Clarendon Hills Middle School students vote in mock election
Charles Zayed (left), who took the role of Barack Obama, and Gianni Frasca, who took the role of Mitt Romney, shake hands after a mock presidential debate Nov. 5 at Clarendon Hills Middle School. | Chuck Fieldman—Sun-Times Media
Updated: November 7, 2012 6:08PM
CLARENDON HILLS — A sometimes-heated debate Monday at Clarendon Hills Middle School was followed shortly after with a handshake between friends.
As part of a four-day study and project about the Nov. 6 presidential election, social studies classes conducted mock presidential debates Monday. Students were then offered the opportunity to vote in the school’s mock election.
Students have Tuesday off as a teachers’ institute day, and results of the mock election were to be presented and discussed the next day, as was the real presidential election between Barack Obama and Mitt Romney.
Eighth-graders Charles Zayed and Gianni Frasca took on the roles of Obama and Romney, respectively, for one classroom debate. They were joined by C.J. Enright in the role of Democratic vice presidential candidate Joe Biden and David Wilkemeyer as Republican candidate Paul Ryan.
Neither Charles nor Gianni had to betray their personal feelings to play the role of the candidate they represented during the mock debate.
“I’m definitely for Obama; I’m a Democrat and so are my family,” Charles said.
Gianni said both he and his family members support Romney.
“My dad is a small business owner,” Gianni said. “He’s doing OK, but it’s getting tougher. I watch Fox News, and they tell the truth.”
Both Gianni and Charles said they enjoyed the experience of preparing for the mock debate by studying issues such as the economy, defense, gay marriage and abortion.
“I’ve learned a lot about the issues by being involved in this,” Charles said. “I like to argue, and getting involved in politics is something I might be interested in doing some day.”
Mario Castillo, an eighth-grade social studies teacher, said the mock debates and election was a wonderful opportunity for students.
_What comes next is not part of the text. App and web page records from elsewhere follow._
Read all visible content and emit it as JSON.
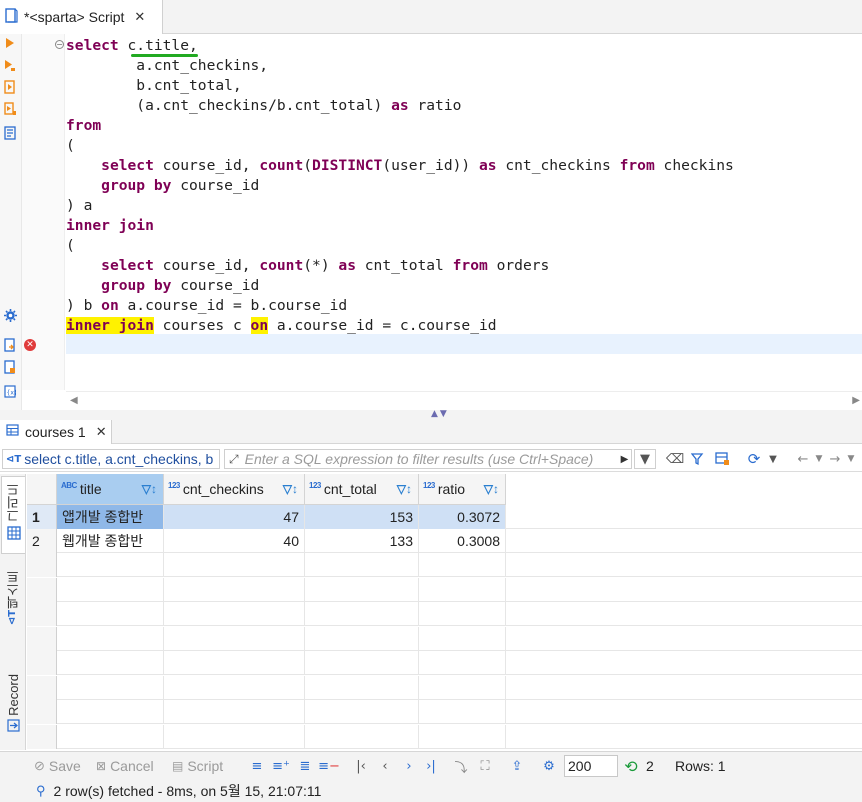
{
  "editor_tab": {
    "title": "*<sparta> Script",
    "icon": "script-file-icon",
    "close_label": "✕"
  },
  "code": {
    "lines": [
      [
        {
          "t": "select",
          "k": "kw"
        },
        {
          "t": " c.title,",
          "k": ""
        }
      ],
      [
        {
          "t": "        a.cnt_checkins,",
          "k": ""
        }
      ],
      [
        {
          "t": "        b.cnt_total,",
          "k": ""
        }
      ],
      [
        {
          "t": "        (a.cnt_checkins/b.cnt_total) ",
          "k": ""
        },
        {
          "t": "as",
          "k": "kw"
        },
        {
          "t": " ratio",
          "k": ""
        }
      ],
      [
        {
          "t": "from",
          "k": "kw"
        }
      ],
      [
        {
          "t": "(",
          "k": ""
        }
      ],
      [
        {
          "t": "    ",
          "k": ""
        },
        {
          "t": "select",
          "k": "kw"
        },
        {
          "t": " course_id, ",
          "k": ""
        },
        {
          "t": "count",
          "k": "kw"
        },
        {
          "t": "(",
          "k": ""
        },
        {
          "t": "DISTINCT",
          "k": "kw"
        },
        {
          "t": "(user_id)) ",
          "k": ""
        },
        {
          "t": "as",
          "k": "kw"
        },
        {
          "t": " cnt_checkins ",
          "k": ""
        },
        {
          "t": "from",
          "k": "kw"
        },
        {
          "t": " checkins",
          "k": ""
        }
      ],
      [
        {
          "t": "    ",
          "k": ""
        },
        {
          "t": "group by",
          "k": "kw"
        },
        {
          "t": " course_id",
          "k": ""
        }
      ],
      [
        {
          "t": ") a",
          "k": ""
        }
      ],
      [
        {
          "t": "inner join",
          "k": "kw"
        }
      ],
      [
        {
          "t": "(",
          "k": ""
        }
      ],
      [
        {
          "t": "    ",
          "k": ""
        },
        {
          "t": "select",
          "k": "kw"
        },
        {
          "t": " course_id, ",
          "k": ""
        },
        {
          "t": "count",
          "k": "kw"
        },
        {
          "t": "(*) ",
          "k": ""
        },
        {
          "t": "as",
          "k": "kw"
        },
        {
          "t": " cnt_total ",
          "k": ""
        },
        {
          "t": "from",
          "k": "kw"
        },
        {
          "t": " orders",
          "k": ""
        }
      ],
      [
        {
          "t": "    ",
          "k": ""
        },
        {
          "t": "group by",
          "k": "kw"
        },
        {
          "t": " course_id",
          "k": ""
        }
      ],
      [
        {
          "t": ") b ",
          "k": ""
        },
        {
          "t": "on",
          "k": "kw"
        },
        {
          "t": " a.course_id = b.course_id",
          "k": ""
        }
      ],
      [
        {
          "t": "inner join",
          "k": "kw hl"
        },
        {
          "t": " courses c ",
          "k": ""
        },
        {
          "t": "on",
          "k": "kw hl"
        },
        {
          "t": " a.course_id = c.course_id",
          "k": ""
        }
      ],
      [
        {
          "t": "",
          "k": ""
        }
      ]
    ]
  },
  "results_tab": {
    "title": "courses 1",
    "close_label": "✕"
  },
  "filter_bar": {
    "query_text": "select c.title, a.cnt_checkins, b",
    "filter_placeholder": "Enter a SQL expression to filter results (use Ctrl+Space)"
  },
  "side_tabs": {
    "grid": "그리드",
    "text": "텍스트",
    "record": "Record"
  },
  "grid": {
    "columns": [
      {
        "name": "title",
        "type_badge": "ABC"
      },
      {
        "name": "cnt_checkins",
        "type_badge": "123"
      },
      {
        "name": "cnt_total",
        "type_badge": "123"
      },
      {
        "name": "ratio",
        "type_badge": "123"
      }
    ],
    "rows": [
      {
        "num": "1",
        "title": "앱개발 종합반",
        "cnt_checkins": "47",
        "cnt_total": "153",
        "ratio": "0.3072"
      },
      {
        "num": "2",
        "title": "웹개발 종합반",
        "cnt_checkins": "40",
        "cnt_total": "133",
        "ratio": "0.3008"
      }
    ],
    "selected_row": 0
  },
  "bottom_toolbar": {
    "save_label": "Save",
    "cancel_label": "Cancel",
    "script_label": "Script",
    "fetch_size": "200",
    "refresh_count": "2",
    "rows_label": "Rows: 1"
  },
  "status": {
    "text": "2 row(s) fetched - 8ms, on 5월 15, 21:07:11"
  },
  "colors": {
    "keyword": "#7f0055",
    "highlight": "#fff200",
    "selection": "#cfe0f5",
    "accent": "#2a6ccf",
    "error": "#e03b3b"
  }
}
“We discuss the election, the system of it, and doing this leads to a much better understanding,” Castillo said. “There’s no better time to do something like this than when we have an actual election.”
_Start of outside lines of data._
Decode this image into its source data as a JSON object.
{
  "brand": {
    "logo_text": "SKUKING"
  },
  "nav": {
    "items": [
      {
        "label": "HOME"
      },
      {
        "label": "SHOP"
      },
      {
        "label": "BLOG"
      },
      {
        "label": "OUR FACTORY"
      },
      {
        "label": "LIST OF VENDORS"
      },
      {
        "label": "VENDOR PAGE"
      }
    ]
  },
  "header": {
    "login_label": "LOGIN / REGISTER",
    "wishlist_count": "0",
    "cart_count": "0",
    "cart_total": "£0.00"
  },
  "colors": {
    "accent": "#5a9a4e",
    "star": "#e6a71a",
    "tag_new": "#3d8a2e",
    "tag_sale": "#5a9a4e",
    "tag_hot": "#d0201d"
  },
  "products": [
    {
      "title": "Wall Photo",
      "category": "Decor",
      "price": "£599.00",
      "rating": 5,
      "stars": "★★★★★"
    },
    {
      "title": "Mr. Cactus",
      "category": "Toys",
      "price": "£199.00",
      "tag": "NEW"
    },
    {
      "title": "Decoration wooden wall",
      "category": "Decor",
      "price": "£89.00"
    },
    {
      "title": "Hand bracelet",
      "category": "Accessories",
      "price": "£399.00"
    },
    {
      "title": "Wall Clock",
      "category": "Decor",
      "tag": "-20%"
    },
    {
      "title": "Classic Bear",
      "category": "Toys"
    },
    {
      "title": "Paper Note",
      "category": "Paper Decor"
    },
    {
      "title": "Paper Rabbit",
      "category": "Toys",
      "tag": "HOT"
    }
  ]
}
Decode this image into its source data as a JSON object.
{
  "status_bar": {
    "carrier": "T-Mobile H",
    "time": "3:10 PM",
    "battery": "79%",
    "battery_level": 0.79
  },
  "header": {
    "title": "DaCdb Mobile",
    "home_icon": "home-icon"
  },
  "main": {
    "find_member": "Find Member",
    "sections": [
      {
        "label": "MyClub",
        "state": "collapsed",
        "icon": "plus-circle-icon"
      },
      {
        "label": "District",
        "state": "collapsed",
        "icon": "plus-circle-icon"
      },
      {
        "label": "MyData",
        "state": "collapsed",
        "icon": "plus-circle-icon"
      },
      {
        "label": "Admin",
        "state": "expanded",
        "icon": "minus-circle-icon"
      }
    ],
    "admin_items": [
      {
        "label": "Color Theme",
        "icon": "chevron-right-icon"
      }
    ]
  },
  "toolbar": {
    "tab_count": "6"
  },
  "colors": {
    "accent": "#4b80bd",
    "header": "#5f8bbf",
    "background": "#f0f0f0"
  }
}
Castillo said the 2012 presidential election has been a hot topic of discussion among students.
“They’re really interested in the election this year,” he said. “Every day, we talk about current events, and the discussion always comes back to the election.”
Castillo said that while students typically mirror the political views of their parents, he has seen some exceptions.
“It is pretty typical for kids to generally agree with what they hear their parents talk positively about, but we do have some students here who are very different, politically, from their parents.”